=== What needs to be done ===
The records should be repeated word for word, pictures excluded.

Data section Block Start

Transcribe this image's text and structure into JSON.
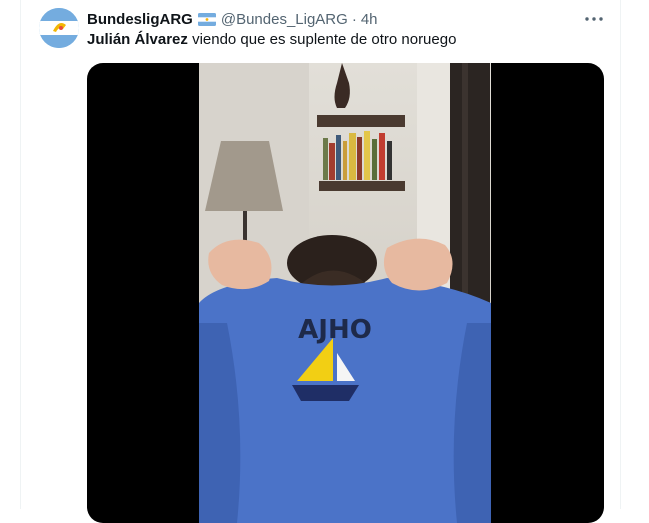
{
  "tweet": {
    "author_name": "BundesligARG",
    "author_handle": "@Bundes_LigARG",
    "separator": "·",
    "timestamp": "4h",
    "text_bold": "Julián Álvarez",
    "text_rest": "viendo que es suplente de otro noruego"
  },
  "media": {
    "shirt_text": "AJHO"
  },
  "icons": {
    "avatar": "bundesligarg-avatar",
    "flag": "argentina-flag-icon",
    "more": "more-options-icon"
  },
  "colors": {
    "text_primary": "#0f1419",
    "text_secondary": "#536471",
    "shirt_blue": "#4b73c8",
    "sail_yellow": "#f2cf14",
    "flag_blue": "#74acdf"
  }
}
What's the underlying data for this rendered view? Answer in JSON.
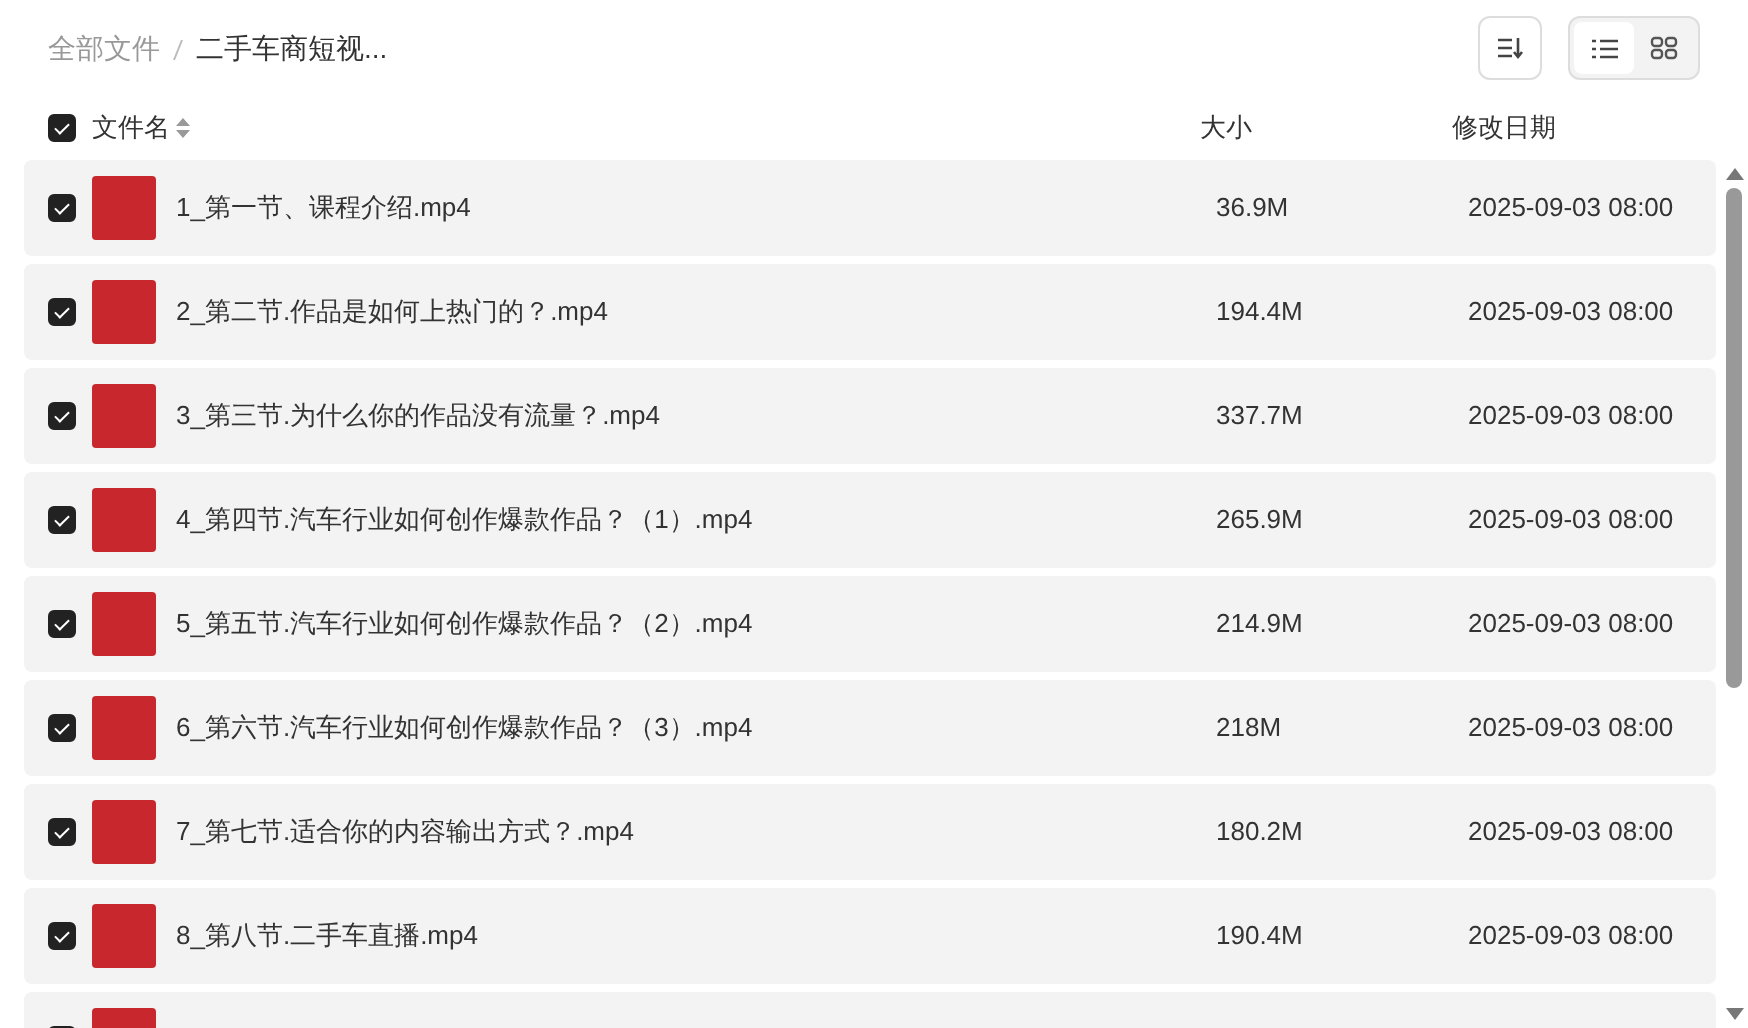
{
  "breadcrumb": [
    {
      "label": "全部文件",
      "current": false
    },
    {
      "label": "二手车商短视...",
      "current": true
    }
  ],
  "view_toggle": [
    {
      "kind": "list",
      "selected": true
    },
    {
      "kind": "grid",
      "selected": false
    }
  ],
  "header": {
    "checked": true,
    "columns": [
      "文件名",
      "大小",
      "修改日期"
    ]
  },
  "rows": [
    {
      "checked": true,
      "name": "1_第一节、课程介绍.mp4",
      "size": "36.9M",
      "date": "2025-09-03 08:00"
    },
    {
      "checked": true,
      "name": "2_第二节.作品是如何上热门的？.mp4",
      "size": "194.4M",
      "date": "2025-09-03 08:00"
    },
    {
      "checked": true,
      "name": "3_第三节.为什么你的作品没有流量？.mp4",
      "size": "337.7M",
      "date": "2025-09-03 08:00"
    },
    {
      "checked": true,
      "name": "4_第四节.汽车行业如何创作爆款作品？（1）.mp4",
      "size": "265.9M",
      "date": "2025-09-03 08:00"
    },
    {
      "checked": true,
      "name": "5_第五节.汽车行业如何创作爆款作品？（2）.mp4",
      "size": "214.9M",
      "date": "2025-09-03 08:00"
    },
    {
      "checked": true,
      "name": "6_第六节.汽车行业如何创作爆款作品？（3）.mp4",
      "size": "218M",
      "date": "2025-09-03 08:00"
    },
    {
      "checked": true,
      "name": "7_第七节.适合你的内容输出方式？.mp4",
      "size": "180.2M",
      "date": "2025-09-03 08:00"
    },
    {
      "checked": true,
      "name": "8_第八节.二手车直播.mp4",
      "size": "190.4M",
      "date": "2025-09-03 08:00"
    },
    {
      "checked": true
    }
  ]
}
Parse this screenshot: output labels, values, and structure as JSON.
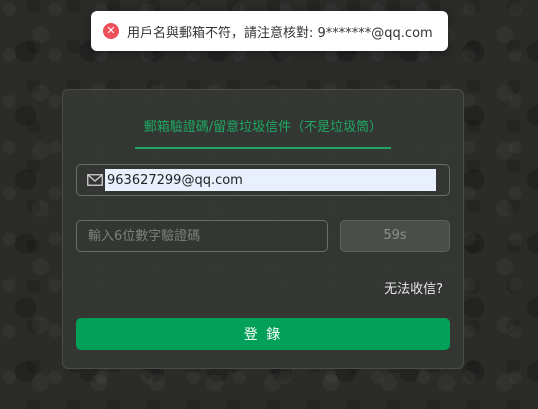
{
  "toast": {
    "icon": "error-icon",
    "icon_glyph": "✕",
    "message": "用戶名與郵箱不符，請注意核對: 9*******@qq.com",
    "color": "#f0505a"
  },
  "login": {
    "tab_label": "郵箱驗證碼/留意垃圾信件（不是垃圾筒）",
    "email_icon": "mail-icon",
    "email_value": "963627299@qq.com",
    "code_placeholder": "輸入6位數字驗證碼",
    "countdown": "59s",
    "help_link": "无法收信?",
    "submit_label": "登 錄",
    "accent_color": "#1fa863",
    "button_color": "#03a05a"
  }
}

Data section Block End

=== Task answer ===
Transcribe this image's text and structure into JSON.
{
  "tweet": {
    "author_name": "BundesligARG",
    "author_handle": "@Bundes_LigARG",
    "separator": "·",
    "timestamp": "4h",
    "text_bold": "Julián Álvarez",
    "text_rest": "viendo que es suplente de otro noruego"
  },
  "media": {
    "shirt_text": "AJHO"
  },
  "icons": {
    "avatar": "bundesligarg-avatar",
    "flag": "argentina-flag-icon",
    "more": "more-options-icon"
  },
  "colors": {
    "text_primary": "#0f1419",
    "text_secondary": "#536471",
    "shirt_blue": "#4b73c8",
    "sail_yellow": "#f2cf14",
    "flag_blue": "#74acdf"
  }
}
What's the underlying data for this rendered view? Answer in JSON.
{
  "breadcrumb": [
    {
      "label": "全部文件",
      "current": false
    },
    {
      "label": "二手车商短视...",
      "current": true
    }
  ],
  "view_toggle": [
    {
      "kind": "list",
      "selected": true
    },
    {
      "kind": "grid",
      "selected": false
    }
  ],
  "header": {
    "checked": true,
    "columns": [
      "文件名",
      "大小",
      "修改日期"
    ]
  },
  "rows": [
    {
      "checked": true,
      "name": "1_第一节、课程介绍.mp4",
      "size": "36.9M",
      "date": "2025-09-03 08:00"
    },
    {
      "checked": true,
      "name": "2_第二节.作品是如何上热门的？.mp4",
      "size": "194.4M",
      "date": "2025-09-03 08:00"
    },
    {
      "checked": true,
      "name": "3_第三节.为什么你的作品没有流量？.mp4",
      "size": "337.7M",
      "date": "2025-09-03 08:00"
    },
    {
      "checked": true,
      "name": "4_第四节.汽车行业如何创作爆款作品？（1）.mp4",
      "size": "265.9M",
      "date": "2025-09-03 08:00"
    },
    {
      "checked": true,
      "name": "5_第五节.汽车行业如何创作爆款作品？（2）.mp4",
      "size": "214.9M",
      "date": "2025-09-03 08:00"
    },
    {
      "checked": true,
      "name": "6_第六节.汽车行业如何创作爆款作品？（3）.mp4",
      "size": "218M",
      "date": "2025-09-03 08:00"
    },
    {
      "checked": true,
      "name": "7_第七节.适合你的内容输出方式？.mp4",
      "size": "180.2M",
      "date": "2025-09-03 08:00"
    },
    {
      "checked": true,
      "name": "8_第八节.二手车直播.mp4",
      "size": "190.4M",
      "date": "2025-09-03 08:00"
    },
    {
      "checked": true
    }
  ]
}
Parse this screenshot: output labels, values, and structure as JSON.
{
  "toast": {
    "icon": "error-icon",
    "icon_glyph": "✕",
    "message": "用戶名與郵箱不符，請注意核對: 9*******@qq.com",
    "color": "#f0505a"
  },
  "login": {
    "tab_label": "郵箱驗證碼/留意垃圾信件（不是垃圾筒）",
    "email_icon": "mail-icon",
    "email_value": "963627299@qq.com",
    "code_placeholder": "輸入6位數字驗證碼",
    "countdown": "59s",
    "help_link": "无法收信?",
    "submit_label": "登 錄",
    "accent_color": "#1fa863",
    "button_color": "#03a05a"
  }
}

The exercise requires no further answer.